● ACTIVITY
Go over the entries below line by line, copying each one that contains the word "JSON".

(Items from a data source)
• • •

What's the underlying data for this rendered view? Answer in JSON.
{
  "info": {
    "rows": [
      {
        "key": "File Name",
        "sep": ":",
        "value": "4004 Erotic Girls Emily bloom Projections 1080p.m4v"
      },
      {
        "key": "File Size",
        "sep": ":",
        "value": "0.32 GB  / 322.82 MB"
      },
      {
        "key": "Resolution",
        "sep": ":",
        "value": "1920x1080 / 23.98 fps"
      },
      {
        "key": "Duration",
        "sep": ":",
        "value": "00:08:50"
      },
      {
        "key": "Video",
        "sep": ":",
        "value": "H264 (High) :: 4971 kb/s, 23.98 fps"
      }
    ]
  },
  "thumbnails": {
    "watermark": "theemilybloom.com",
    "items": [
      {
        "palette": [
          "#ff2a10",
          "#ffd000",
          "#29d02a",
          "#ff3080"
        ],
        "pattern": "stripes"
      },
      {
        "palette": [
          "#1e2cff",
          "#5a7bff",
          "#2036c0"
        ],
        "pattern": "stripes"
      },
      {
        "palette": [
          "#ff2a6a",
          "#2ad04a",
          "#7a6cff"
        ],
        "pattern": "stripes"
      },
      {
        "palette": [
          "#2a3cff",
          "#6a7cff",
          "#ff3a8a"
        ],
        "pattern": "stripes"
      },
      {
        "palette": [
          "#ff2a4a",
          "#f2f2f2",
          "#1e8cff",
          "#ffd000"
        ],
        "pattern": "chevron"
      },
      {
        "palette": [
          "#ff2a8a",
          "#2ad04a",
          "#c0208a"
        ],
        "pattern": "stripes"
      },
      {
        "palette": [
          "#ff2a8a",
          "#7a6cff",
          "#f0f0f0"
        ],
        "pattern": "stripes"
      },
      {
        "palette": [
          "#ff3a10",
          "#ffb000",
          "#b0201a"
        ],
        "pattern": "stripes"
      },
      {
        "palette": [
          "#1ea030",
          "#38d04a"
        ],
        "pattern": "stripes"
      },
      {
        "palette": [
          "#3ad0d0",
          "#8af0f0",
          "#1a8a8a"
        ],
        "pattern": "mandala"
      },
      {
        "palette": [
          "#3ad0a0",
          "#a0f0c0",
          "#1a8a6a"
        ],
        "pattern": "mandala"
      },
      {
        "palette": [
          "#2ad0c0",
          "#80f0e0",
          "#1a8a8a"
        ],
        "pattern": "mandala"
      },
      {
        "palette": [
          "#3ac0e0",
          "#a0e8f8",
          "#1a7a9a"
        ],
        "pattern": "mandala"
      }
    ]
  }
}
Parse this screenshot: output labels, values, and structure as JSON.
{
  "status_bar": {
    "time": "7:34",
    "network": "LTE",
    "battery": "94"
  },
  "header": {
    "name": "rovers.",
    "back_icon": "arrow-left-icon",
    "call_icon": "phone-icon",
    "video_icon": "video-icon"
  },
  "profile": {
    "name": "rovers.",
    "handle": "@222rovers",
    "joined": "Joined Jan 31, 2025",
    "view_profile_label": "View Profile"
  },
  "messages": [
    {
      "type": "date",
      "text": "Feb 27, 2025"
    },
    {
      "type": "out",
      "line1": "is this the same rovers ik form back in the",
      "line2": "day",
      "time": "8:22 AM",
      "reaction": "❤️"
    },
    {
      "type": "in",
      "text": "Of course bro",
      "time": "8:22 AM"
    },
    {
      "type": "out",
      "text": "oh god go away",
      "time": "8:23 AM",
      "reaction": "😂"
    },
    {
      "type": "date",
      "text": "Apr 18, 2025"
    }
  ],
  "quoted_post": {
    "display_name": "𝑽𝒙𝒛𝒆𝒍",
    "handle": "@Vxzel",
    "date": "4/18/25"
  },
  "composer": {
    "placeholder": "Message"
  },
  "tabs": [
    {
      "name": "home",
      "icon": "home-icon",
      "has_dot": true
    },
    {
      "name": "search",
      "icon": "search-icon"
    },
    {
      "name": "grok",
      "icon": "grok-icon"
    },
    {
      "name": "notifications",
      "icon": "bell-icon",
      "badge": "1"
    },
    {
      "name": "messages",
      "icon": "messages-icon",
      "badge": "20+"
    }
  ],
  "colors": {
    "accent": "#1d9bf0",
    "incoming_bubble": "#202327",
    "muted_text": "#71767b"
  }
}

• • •

● THE ANSWER
What's the underlying data for this rendered view? Answer in JSON.
Parse this screenshot: output labels, values, and structure as JSON.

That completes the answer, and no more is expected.